On October 15 Harrisonburg Rockingham’s Community Criminal Justice Board (CCJB) could take a big step toward reducing incarceration and recidivism that cost us heavily in dollars and harm to families. Made up of local criminal justice agencies and community stakeholders, CCJB will consider recommending that local officials hire a community justice planner. After all, we’ve spent $20 million to buy into Middle River Regional Jail (on top of our regular $10 million annual jail budget). With our numbers escalating, we’re headed for overcrowding again.
Why should we hire a Community Justice Planner? To see, go to drug court any Thursday at 1 p.m. You’ll find a group of repeat drug offenders facing serious prison time that could cost taxpayers millions. Instead, they report weekly to a judge who is committed to getting them drug free, despite relapses. It’s grueling for them, especially since we lack affordable long term or residential drug treatment they desperately need, but successful graduates can get sentences reduced or eliminated, saving us all money and helping rebuild lives.

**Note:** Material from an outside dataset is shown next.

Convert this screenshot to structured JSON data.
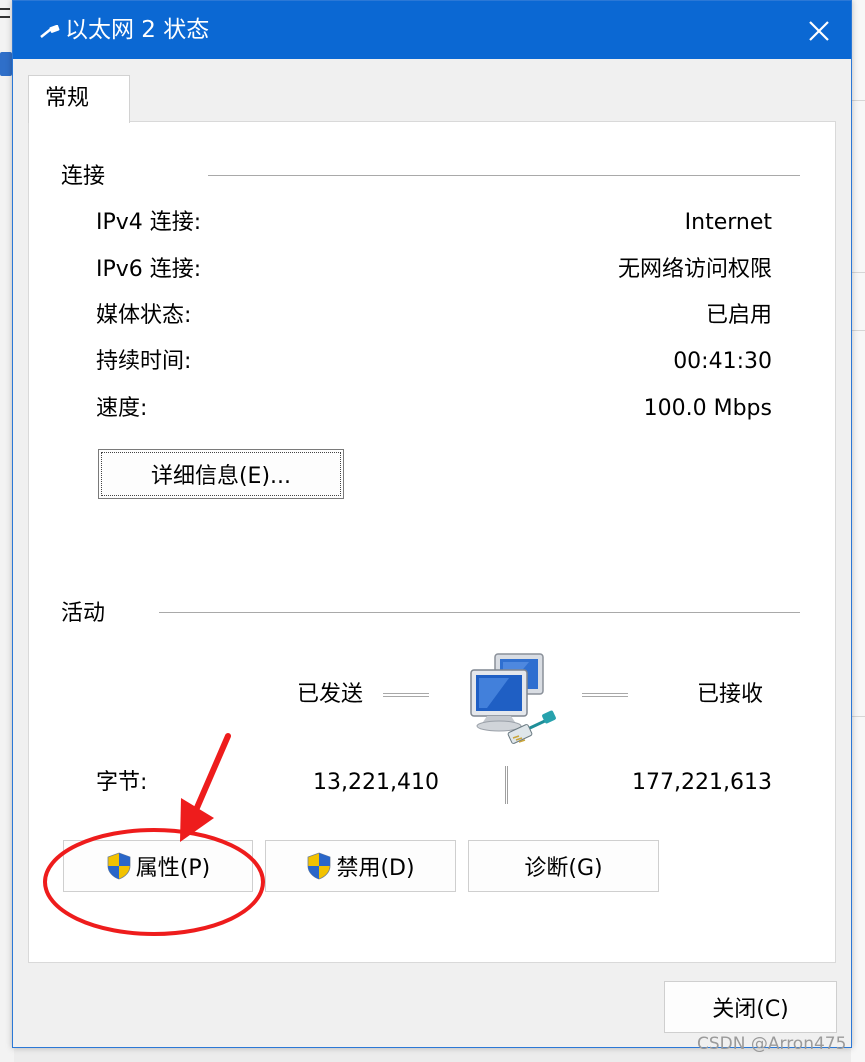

Why do we have a drug court today? Because last year Commonwealth’s Attorney Marsha Garst and Judge Bruce Albertson did tremendous work to submit a grant application to the federal Bureau of Justice Statistics, leveraging local city and county matching funds.
Or talk to our law enforcement officers who’ve had Crisis Intervention Training (CIT) in utilizing mental health interventions instead of force to defuse dangerous situations. Another grant-funded program that ultimately saves money and benefits families of troubled persons.
Criminal justice systems are staggeringly complex, with law enforcement, prosecution, incarceration, probation, all under various local, state and federal agencies. A justice planner with broad criminal justice experience can work with each, using data analysis to find their needs, then do the complex technical job of writing major grants. (Grants more than pay for the planner’s salary.)
State, federal, and private sources offer many grants to help communities reduce incarceration. They’re funding jail overcrowding solution studies, restorative justice for juveniles, assessments of reentry housing needs. Also “community service” programs with automated assignment capabilities to help people work off court costs successfully. They’ve helped over 400 police departments nationwide use non-arrest pathways to treatment, like Glouster’s “Angel Program” where addicts can self-refer by walking into a police station for help.
Our political representatives did right when they choose not to spend $60 – 80 million on a jail, locking us into costly and ineffective responses to most crime. We know we can’t build our way out of jail overcrowding but now we need to move forward expeditiously with proven alternatives. Our local Reentry Council has offered its expertise to the CCJB’s deliberations. The Valley Justice Coalition and the 26 churches with Faith in Action are urging this step. With the help of a planner to assist our community criminal justice board, we can analyze our data, confer with our criminal justice agencies, carefully plan, and implement real improvements to our criminal justice system.
I hope we do it.
Ruth Stolzfus Jost
The above was published in the Daily News-Record on 30 September 2018.